Apparently, my recent blog about how married couples can coordinate their Social Security claiming strategies to maximize their lifetime benefits served as a floodgate. And now that the gate is open, questions about Social Security benefits keep pouring in.
Here's a good one from an adviser in Charlotte, N.C.: Can someone who collects reduced retirement benefits early, say at 62, suspend his benefits later and still earn delayed retirement credits? The answer is yes.
This may be an appropriate strategy if you have a client who collected benefits early, just because he could, and now regrets his decision. Let's say he was entitled to $2,000 per month at age 66, but he collected at 62, reducing his monthly benefit by 25% to $1,500.
Most retirees no longer have the option of repaying the benefits that they have already received and restarting their benefits at a higher amount. The rules affecting this so-called “do-over” strategy changed in December 2010. Now, you have a once-in-a-lifetime chance to change your mind and repay your benefits, but it must be within the first 12 months of claiming them.
However, you can still voluntarily suspend your Social Security benefits at any time. And you can still earn delayed retirement credits, which are worth 8% for every year you do not collect benefits between your full retirement age and age 70.
So in this above example, your client collected $1,500 per month in reduced retirement benefits between ages 62 and 66. At 66, he voluntarily suspends his benefits and resumes collecting them at age 70. At that point, his benefit would be worth $1,980 per month—132% of his previous amount-- creating a larger base benefit for future annual cost-of-living adjustments and a bigger survivor benefit for his wife if he dies first.
Remember, delayed retirement credits only affect the worker's benefit, not spousal benefits. So if his wife is collecting spousal benefits on his record, her monthly amount will not increase once he resumes collecting a larger amount at age 70.
But survivor benefits are worth 100% of what he received during his lifetime, including the delayed retirement credits. So if he dies first, his wife will collect a larger survivor benefit as a result of his decision to temporarily suspend benefits and collect a larger amount later.

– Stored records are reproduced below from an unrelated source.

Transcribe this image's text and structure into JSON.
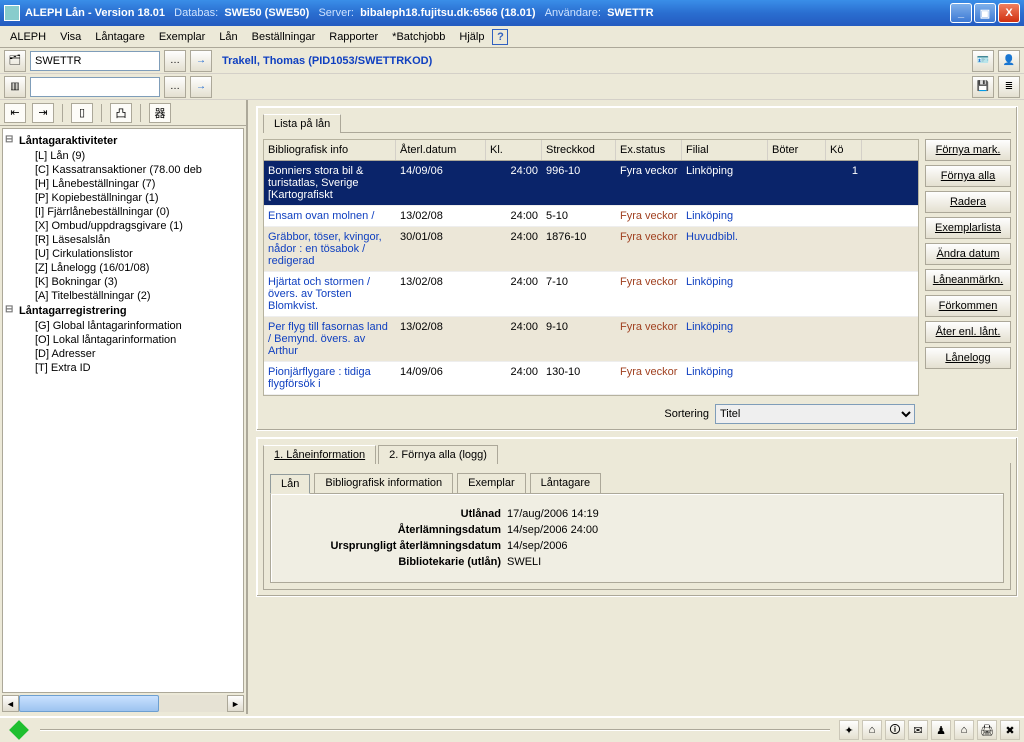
{
  "window_title": {
    "app": "ALEPH Lån - Version 18.01",
    "db_label": "Databas:",
    "db": "SWE50 (SWE50)",
    "srv_label": "Server:",
    "srv": "bibaleph18.fujitsu.dk:6566 (18.01)",
    "user_label": "Användare:",
    "user": "SWETTR"
  },
  "menu": [
    "ALEPH",
    "Visa",
    "Låntagare",
    "Exemplar",
    "Lån",
    "Beställningar",
    "Rapporter",
    "*Batchjobb",
    "Hjälp"
  ],
  "toolbar": {
    "user_code": "SWETTR",
    "patron": "Trakell, Thomas (PID1053/SWETTRKOD)"
  },
  "tree": {
    "root1": "Låntagaraktiviteter",
    "items1": [
      "[L] Lån (9)",
      "[C] Kassatransaktioner (78.00 deb",
      "[H] Lånebeställningar (7)",
      "[P] Kopiebeställningar (1)",
      "[I] Fjärrlånebeställningar (0)",
      "[X] Ombud/uppdragsgivare (1)",
      "[R] Läsesalslån",
      "[U] Cirkulationslistor",
      "[Z] Lånelogg (16/01/08)",
      "[K] Bokningar (3)",
      "[A] Titelbeställningar (2)"
    ],
    "root2": "Låntagarregistrering",
    "items2": [
      "[G] Global låntagarinformation",
      "[O] Lokal låntagarinformation",
      "[D] Adresser",
      "[T] Extra ID"
    ]
  },
  "top_tab": "Lista på lån",
  "columns": [
    "Bibliografisk info",
    "Återl.datum",
    "Kl.",
    "Streckkod",
    "Ex.status",
    "Filial",
    "Böter",
    "Kö"
  ],
  "rows": [
    {
      "title": "Bonniers stora bil & turistatlas, Sverige [Kartografiskt",
      "date": "14/09/06",
      "time": "24:00",
      "bar": "996-10",
      "status": "Fyra veckor",
      "branch": "Linköping",
      "fine": "",
      "queue": "1",
      "sel": true,
      "dark": true
    },
    {
      "title": "Ensam ovan molnen /",
      "date": "13/02/08",
      "time": "24:00",
      "bar": "5-10",
      "status": "Fyra veckor",
      "branch": "Linköping",
      "fine": "",
      "queue": ""
    },
    {
      "title": "Gräbbor, töser, kvingor, nådor : en tösabok / redigerad",
      "date": "30/01/08",
      "time": "24:00",
      "bar": "1876-10",
      "status": "Fyra veckor",
      "branch": "Huvudbibl.",
      "fine": "",
      "queue": "",
      "dark": true
    },
    {
      "title": "Hjärtat och stormen / övers. av Torsten Blomkvist.",
      "date": "13/02/08",
      "time": "24:00",
      "bar": "7-10",
      "status": "Fyra veckor",
      "branch": "Linköping",
      "fine": "",
      "queue": ""
    },
    {
      "title": "Per flyg till fasornas land / Bemynd. övers. av Arthur",
      "date": "13/02/08",
      "time": "24:00",
      "bar": "9-10",
      "status": "Fyra veckor",
      "branch": "Linköping",
      "fine": "",
      "queue": "",
      "dark": true
    },
    {
      "title": "Pionjärflygare : tidiga flygförsök i",
      "date": "14/09/06",
      "time": "24:00",
      "bar": "130-10",
      "status": "Fyra veckor",
      "branch": "Linköping",
      "fine": "",
      "queue": ""
    }
  ],
  "actions": [
    "Förnya mark.",
    "Förnya alla",
    "Radera",
    "Exemplarlista",
    "Ändra datum",
    "Låneanmärkn.",
    "Förkommen",
    "Åter enl. lånt.",
    "Lånelogg"
  ],
  "sort_label": "Sortering",
  "sort_value": "Titel",
  "lower_tabs": [
    "1. Låneinformation",
    "2. Förnya alla (logg)"
  ],
  "info_tabs": [
    "Lån",
    "Bibliografisk information",
    "Exemplar",
    "Låntagare"
  ],
  "info": {
    "l1": "Utlånad",
    "v1": "17/aug/2006 14:19",
    "l2": "Återlämningsdatum",
    "v2": "14/sep/2006 24:00",
    "l3": "Ursprungligt återlämningsdatum",
    "v3": "14/sep/2006",
    "l4": "Bibliotekarie (utlån)",
    "v4": "SWELI"
  }
}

Some advisers think it may be a wise strategy for the main breadwinner to collect reduced benefits early at age 62 and then to voluntarily suspend them between ages 66 and 70 to build them up again. The flaw with that argument is if the husband dies during that early collection period, the surviving spouse could be stuck with a smaller benefit for the rest of her life. Some say life insurance would protect against that possibility, but I'm not sure the added premium is worth the gamble.
What do you think? I'd like to hear your opinion.